The U.S. commercial sector has also given Linux the green light. Among the large commercial PC vendors, Compaq, HP, IBM, Dell, Toshiba, Hitachi, NEC, and SGI sell pre-installed Linux servers, while Motorola has announced their roll out of embedded telecommunication and Internet products for Linux.

Recently, the semi-privatized French TelCo France Telecom has chosen Debian Linux as part of a program to partially upgrade their aging infrastructure. . Debian GNU/Linux, Apache, PostrgreSQL, Perl, and PHP are purported to be integral parts of the program.

Germany has meanwhile been a loyal friend to Linux and many companies there use it on an increasing basis. It's reported that 20 percent of all Siemens workstations are pre-installed with Linux. The Mercedes electronics prototype group is happy with their new 30 Linux workstations and have 10 more on the way. Even the Stuttgart Police now use Linux because of its high reliability.

Japanese industry has been a powerful Linux ally as well, with recent moves involving Oracle Japan, Fujitsu, and others. Oracle Japan recently decided to support Linux on their Oracle8 series, boost their Linux support partners, and migrate their current users away from Windows NT. Fujitsu Ltd. also broke new ground by announcing Linux support for their TeamWARE Office 5.3.

Recent news reports indicate that Hitachi, NEC, Compaq KK, Fujitsu, and IBM Japan Ltd. all offer Linux systems and/or software on an ongoing basis. The icing on the cake -- TurboLinux (a popular Linux distribution) claims to be the number one OS in Japan in terms of units sold.

Elsewhere, Compaq Australia reports 45 percent of servers there use Linux and have redoubled their efforts to support the OS.

The bottom line is clear: Linux has made it to the big time and is undeniably getting the global recognition and respect it deserves.

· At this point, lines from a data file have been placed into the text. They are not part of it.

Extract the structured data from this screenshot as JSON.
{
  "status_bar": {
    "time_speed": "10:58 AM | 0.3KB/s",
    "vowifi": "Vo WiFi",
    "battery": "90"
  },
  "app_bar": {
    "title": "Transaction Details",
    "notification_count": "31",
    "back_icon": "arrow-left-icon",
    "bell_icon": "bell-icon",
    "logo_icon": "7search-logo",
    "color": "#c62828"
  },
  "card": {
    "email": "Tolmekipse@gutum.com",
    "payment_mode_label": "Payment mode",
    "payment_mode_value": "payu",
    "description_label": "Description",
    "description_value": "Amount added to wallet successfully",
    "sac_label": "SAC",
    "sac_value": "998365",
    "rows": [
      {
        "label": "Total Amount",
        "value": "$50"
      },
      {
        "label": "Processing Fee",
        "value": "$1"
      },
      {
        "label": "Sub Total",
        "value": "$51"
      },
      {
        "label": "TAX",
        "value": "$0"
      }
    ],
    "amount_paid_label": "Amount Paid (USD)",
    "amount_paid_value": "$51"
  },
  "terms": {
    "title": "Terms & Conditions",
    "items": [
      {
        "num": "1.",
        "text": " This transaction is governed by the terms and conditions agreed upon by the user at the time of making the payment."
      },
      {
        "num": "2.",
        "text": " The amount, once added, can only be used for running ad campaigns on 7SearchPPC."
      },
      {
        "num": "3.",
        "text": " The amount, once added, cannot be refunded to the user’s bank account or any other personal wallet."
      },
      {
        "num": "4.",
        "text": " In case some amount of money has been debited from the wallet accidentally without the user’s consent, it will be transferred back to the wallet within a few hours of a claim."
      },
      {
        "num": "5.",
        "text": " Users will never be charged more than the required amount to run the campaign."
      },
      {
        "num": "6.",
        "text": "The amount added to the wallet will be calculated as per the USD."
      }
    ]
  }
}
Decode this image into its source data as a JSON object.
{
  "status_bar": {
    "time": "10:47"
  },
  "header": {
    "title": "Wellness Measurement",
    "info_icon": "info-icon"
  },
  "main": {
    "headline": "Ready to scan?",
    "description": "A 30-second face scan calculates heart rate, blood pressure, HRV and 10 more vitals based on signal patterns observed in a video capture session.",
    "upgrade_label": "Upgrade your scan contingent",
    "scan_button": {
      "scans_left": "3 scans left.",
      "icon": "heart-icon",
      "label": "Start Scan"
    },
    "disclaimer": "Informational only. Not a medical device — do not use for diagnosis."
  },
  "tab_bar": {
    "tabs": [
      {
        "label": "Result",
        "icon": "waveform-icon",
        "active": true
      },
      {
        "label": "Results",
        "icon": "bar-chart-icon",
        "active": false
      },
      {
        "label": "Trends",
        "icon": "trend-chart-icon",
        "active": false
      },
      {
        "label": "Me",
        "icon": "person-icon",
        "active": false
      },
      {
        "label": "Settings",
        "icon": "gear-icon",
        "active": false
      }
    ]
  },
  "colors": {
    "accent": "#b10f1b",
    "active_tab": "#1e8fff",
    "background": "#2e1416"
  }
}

Phil Carinhas is the president and Linux instructor for Fortuitous Technologies. He can be reached at pac@fortuitous.com).

Copyright © 1999-2000 Fortuitous Technologies Inc.